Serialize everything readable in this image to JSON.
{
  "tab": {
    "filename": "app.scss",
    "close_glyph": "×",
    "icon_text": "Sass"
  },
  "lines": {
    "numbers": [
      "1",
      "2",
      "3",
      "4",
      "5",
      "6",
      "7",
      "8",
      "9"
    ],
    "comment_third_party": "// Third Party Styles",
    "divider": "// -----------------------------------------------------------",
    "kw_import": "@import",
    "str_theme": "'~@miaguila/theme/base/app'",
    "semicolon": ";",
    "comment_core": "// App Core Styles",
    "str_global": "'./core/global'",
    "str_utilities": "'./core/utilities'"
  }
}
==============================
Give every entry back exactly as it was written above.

Serialize everything readable in this image to JSON.
{
  "tab": {
    "filename": "app.scss",
    "close_glyph": "×",
    "icon_text": "Sass"
  },
  "lines": {
    "numbers": [
      "1",
      "2",
      "3",
      "4",
      "5",
      "6",
      "7",
      "8",
      "9"
    ],
    "comment_third_party": "// Third Party Styles",
    "divider": "// -----------------------------------------------------------",
    "kw_import": "@import",
    "str_theme": "'~@miaguila/theme/base/app'",
    "semicolon": ";",
    "comment_core": "// App Core Styles",
    "str_global": "'./core/global'",
    "str_utilities": "'./core/utilities'"
  }
}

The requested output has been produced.